- [Prompt] The records must be duplicated exactly, with every picture left out.

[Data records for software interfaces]

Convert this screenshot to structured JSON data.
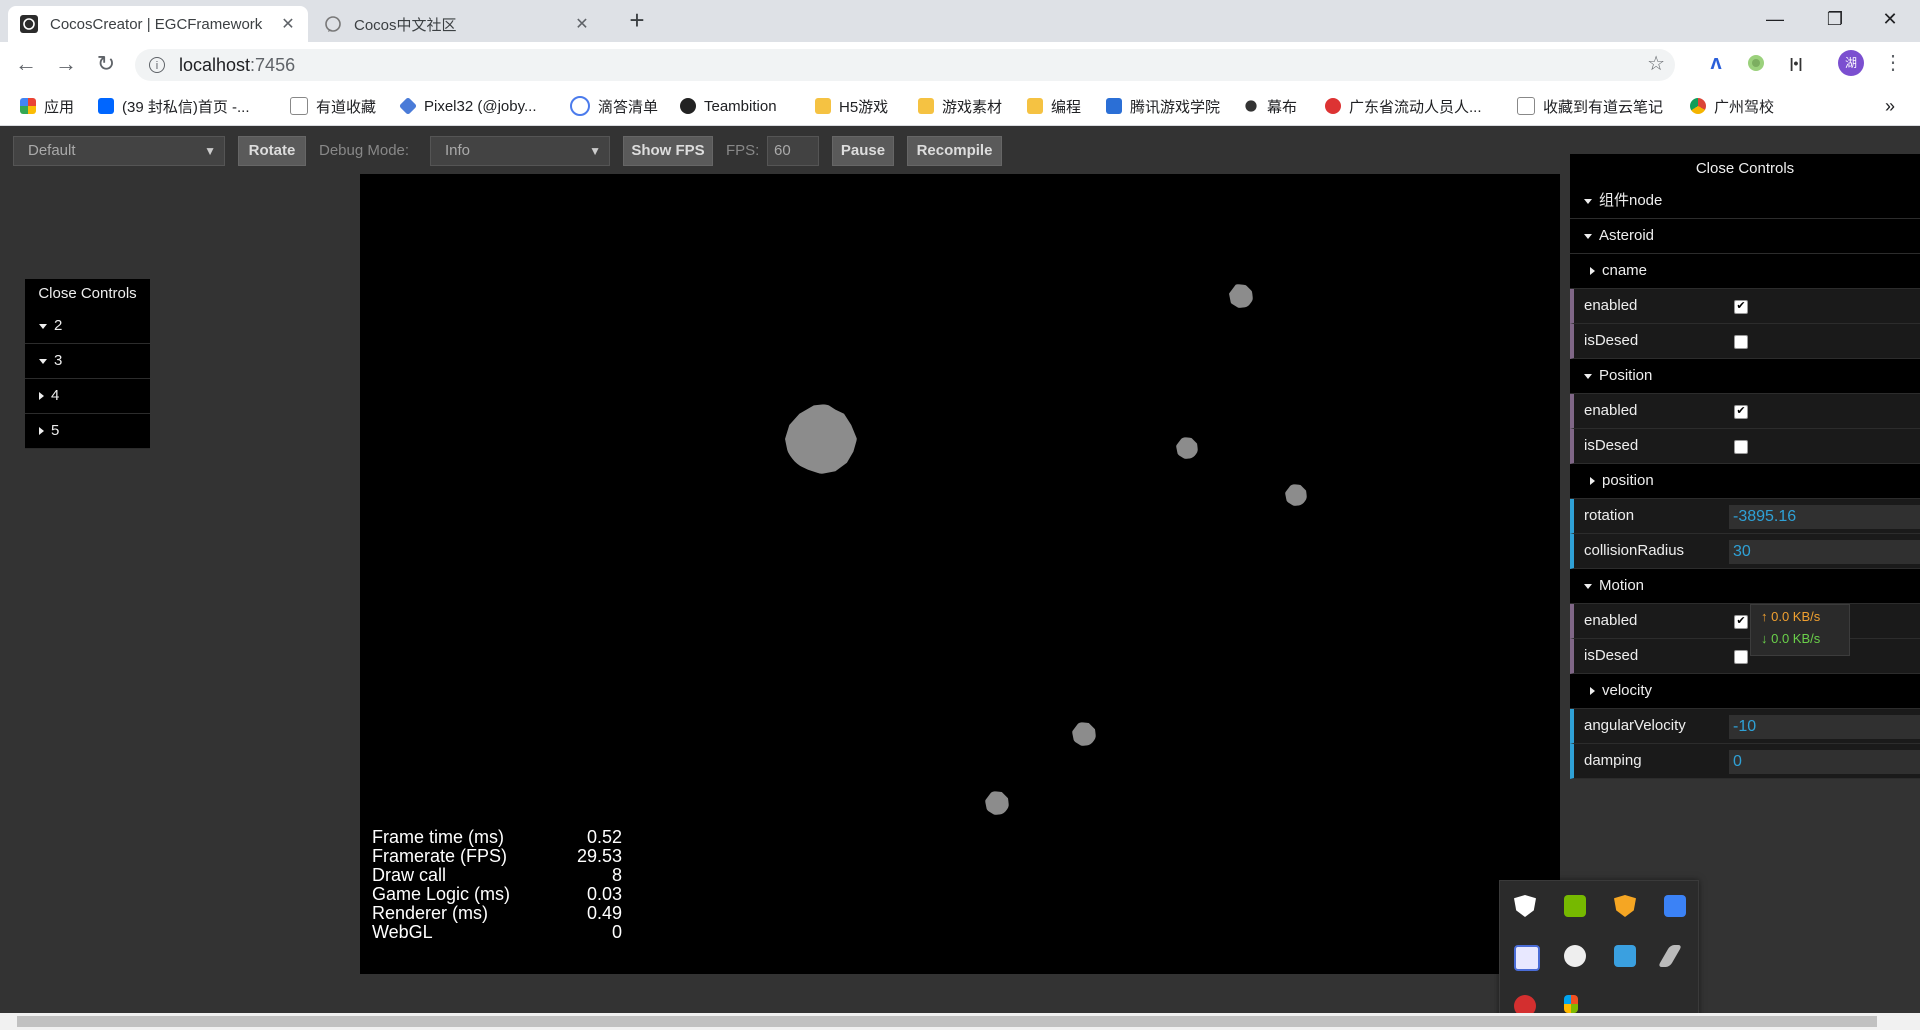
{
  "browser": {
    "tabs": [
      {
        "title": "CocosCreator | EGCFramework",
        "active": true
      },
      {
        "title": "Cocos中文社区",
        "active": false
      }
    ],
    "new_tab": "+",
    "window_controls": {
      "minimize": "—",
      "maximize": "❐",
      "close": "✕"
    },
    "nav": {
      "back": "←",
      "forward": "→",
      "reload": "↻"
    },
    "address": {
      "host": "localhost",
      "port": ":7456",
      "info_icon": "i"
    },
    "profile_initial": "湖",
    "bookmarks": [
      {
        "label": "应用",
        "icon": "apps-grid-icon",
        "color": "#4285f4"
      },
      {
        "label": "(39 封私信)首页 -...",
        "icon": "zhihu-icon",
        "color": "#0066ff"
      },
      {
        "label": "有道收藏",
        "icon": "page-icon",
        "color": "#888888"
      },
      {
        "label": "Pixel32 (@joby...",
        "icon": "cube-icon",
        "color": "#4a7bd8"
      },
      {
        "label": "滴答清单",
        "icon": "check-icon",
        "color": "#4b7bec"
      },
      {
        "label": "Teambition",
        "icon": "teambition-icon",
        "color": "#222222"
      },
      {
        "label": "H5游戏",
        "icon": "folder-icon",
        "color": "#f5c242"
      },
      {
        "label": "游戏素材",
        "icon": "folder-icon",
        "color": "#f5c242"
      },
      {
        "label": "编程",
        "icon": "folder-icon",
        "color": "#f5c242"
      },
      {
        "label": "腾讯游戏学院",
        "icon": "tencent-icon",
        "color": "#2b6fd6"
      },
      {
        "label": "幕布",
        "icon": "mubu-icon",
        "color": "#333333"
      },
      {
        "label": "广东省流动人员人...",
        "icon": "gd-icon",
        "color": "#d33"
      },
      {
        "label": "收藏到有道云笔记",
        "icon": "page-icon",
        "color": "#888888"
      },
      {
        "label": "广州驾校",
        "icon": "chrome-icon",
        "color": "#db4437"
      }
    ],
    "bookmarks_more": "»"
  },
  "preview": {
    "device_select": "Default",
    "rotate_label": "Rotate",
    "debug_label": "Debug Mode:",
    "debug_select": "Info",
    "show_fps_label": "Show FPS",
    "fps_label": "FPS:",
    "fps_value": "60",
    "pause_label": "Pause",
    "recompile_label": "Recompile"
  },
  "stats": [
    {
      "label": "Frame time (ms)",
      "value": "0.52"
    },
    {
      "label": "Framerate (FPS)",
      "value": "29.53"
    },
    {
      "label": "Draw call",
      "value": "8"
    },
    {
      "label": "Game Logic (ms)",
      "value": "0.03"
    },
    {
      "label": "Renderer (ms)",
      "value": "0.49"
    },
    {
      "label": "WebGL",
      "value": "0"
    }
  ],
  "left_gui": {
    "close_label": "Close Controls",
    "folders": [
      {
        "label": "2",
        "open": true
      },
      {
        "label": "3",
        "open": true
      },
      {
        "label": "4",
        "open": false
      },
      {
        "label": "5",
        "open": false
      }
    ]
  },
  "right_gui": {
    "close_label": "Close Controls",
    "root_folder": "组件node",
    "asteroid": {
      "label": "Asteroid",
      "cname": "cname",
      "enabled_label": "enabled",
      "enabled": true,
      "isdesed_label": "isDesed",
      "isdesed": false
    },
    "position": {
      "label": "Position",
      "enabled_label": "enabled",
      "enabled": true,
      "isdesed_label": "isDesed",
      "isdesed": false,
      "position_folder": "position",
      "rotation_label": "rotation",
      "rotation": "-3895.16",
      "radius_label": "collisionRadius",
      "radius": "30"
    },
    "motion": {
      "label": "Motion",
      "enabled_label": "enabled",
      "enabled": true,
      "isdesed_label": "isDesed",
      "isdesed": false,
      "velocity_folder": "velocity",
      "angular_label": "angularVelocity",
      "angular": "-10",
      "damping_label": "damping",
      "damping": "0"
    }
  },
  "net_speed": {
    "up": "↑ 0.0 KB/s",
    "down": "↓ 0.0 KB/s",
    "up_color": "#f0a030",
    "down_color": "#6ad04a"
  },
  "tray_icons": [
    "shield-icon",
    "nvidia-icon",
    "security-icon",
    "feishu-icon",
    "screenshot-icon",
    "steam-icon",
    "display-icon",
    "pen-icon",
    "netease-icon",
    "windows-tile-icon"
  ],
  "colors": {
    "gui_bool": "#806787",
    "gui_number": "#2fa1d6",
    "canvas": "#000000",
    "asteroid": "#8c8c8c"
  }
}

- [Written answer]
Convert this screenshot to structured JSON data.
{
  "browser": {
    "tabs": [
      {
        "title": "CocosCreator | EGCFramework",
        "active": true
      },
      {
        "title": "Cocos中文社区",
        "active": false
      }
    ],
    "new_tab": "+",
    "window_controls": {
      "minimize": "—",
      "maximize": "❐",
      "close": "✕"
    },
    "nav": {
      "back": "←",
      "forward": "→",
      "reload": "↻"
    },
    "address": {
      "host": "localhost",
      "port": ":7456",
      "info_icon": "i"
    },
    "profile_initial": "湖",
    "bookmarks": [
      {
        "label": "应用",
        "icon": "apps-grid-icon",
        "color": "#4285f4"
      },
      {
        "label": "(39 封私信)首页 -...",
        "icon": "zhihu-icon",
        "color": "#0066ff"
      },
      {
        "label": "有道收藏",
        "icon": "page-icon",
        "color": "#888888"
      },
      {
        "label": "Pixel32 (@joby...",
        "icon": "cube-icon",
        "color": "#4a7bd8"
      },
      {
        "label": "滴答清单",
        "icon": "check-icon",
        "color": "#4b7bec"
      },
      {
        "label": "Teambition",
        "icon": "teambition-icon",
        "color": "#222222"
      },
      {
        "label": "H5游戏",
        "icon": "folder-icon",
        "color": "#f5c242"
      },
      {
        "label": "游戏素材",
        "icon": "folder-icon",
        "color": "#f5c242"
      },
      {
        "label": "编程",
        "icon": "folder-icon",
        "color": "#f5c242"
      },
      {
        "label": "腾讯游戏学院",
        "icon": "tencent-icon",
        "color": "#2b6fd6"
      },
      {
        "label": "幕布",
        "icon": "mubu-icon",
        "color": "#333333"
      },
      {
        "label": "广东省流动人员人...",
        "icon": "gd-icon",
        "color": "#d33"
      },
      {
        "label": "收藏到有道云笔记",
        "icon": "page-icon",
        "color": "#888888"
      },
      {
        "label": "广州驾校",
        "icon": "chrome-icon",
        "color": "#db4437"
      }
    ],
    "bookmarks_more": "»"
  },
  "preview": {
    "device_select": "Default",
    "rotate_label": "Rotate",
    "debug_label": "Debug Mode:",
    "debug_select": "Info",
    "show_fps_label": "Show FPS",
    "fps_label": "FPS:",
    "fps_value": "60",
    "pause_label": "Pause",
    "recompile_label": "Recompile"
  },
  "stats": [
    {
      "label": "Frame time (ms)",
      "value": "0.52"
    },
    {
      "label": "Framerate (FPS)",
      "value": "29.53"
    },
    {
      "label": "Draw call",
      "value": "8"
    },
    {
      "label": "Game Logic (ms)",
      "value": "0.03"
    },
    {
      "label": "Renderer (ms)",
      "value": "0.49"
    },
    {
      "label": "WebGL",
      "value": "0"
    }
  ],
  "left_gui": {
    "close_label": "Close Controls",
    "folders": [
      {
        "label": "2",
        "open": true
      },
      {
        "label": "3",
        "open": true
      },
      {
        "label": "4",
        "open": false
      },
      {
        "label": "5",
        "open": false
      }
    ]
  },
  "right_gui": {
    "close_label": "Close Controls",
    "root_folder": "组件node",
    "asteroid": {
      "label": "Asteroid",
      "cname": "cname",
      "enabled_label": "enabled",
      "enabled": true,
      "isdesed_label": "isDesed",
      "isdesed": false
    },
    "position": {
      "label": "Position",
      "enabled_label": "enabled",
      "enabled": true,
      "isdesed_label": "isDesed",
      "isdesed": false,
      "position_folder": "position",
      "rotation_label": "rotation",
      "rotation": "-3895.16",
      "radius_label": "collisionRadius",
      "radius": "30"
    },
    "motion": {
      "label": "Motion",
      "enabled_label": "enabled",
      "enabled": true,
      "isdesed_label": "isDesed",
      "isdesed": false,
      "velocity_folder": "velocity",
      "angular_label": "angularVelocity",
      "angular": "-10",
      "damping_label": "damping",
      "damping": "0"
    }
  },
  "net_speed": {
    "up": "↑ 0.0 KB/s",
    "down": "↓ 0.0 KB/s",
    "up_color": "#f0a030",
    "down_color": "#6ad04a"
  },
  "tray_icons": [
    "shield-icon",
    "nvidia-icon",
    "security-icon",
    "feishu-icon",
    "screenshot-icon",
    "steam-icon",
    "display-icon",
    "pen-icon",
    "netease-icon",
    "windows-tile-icon"
  ],
  "colors": {
    "gui_bool": "#806787",
    "gui_number": "#2fa1d6",
    "canvas": "#000000",
    "asteroid": "#8c8c8c"
  }
}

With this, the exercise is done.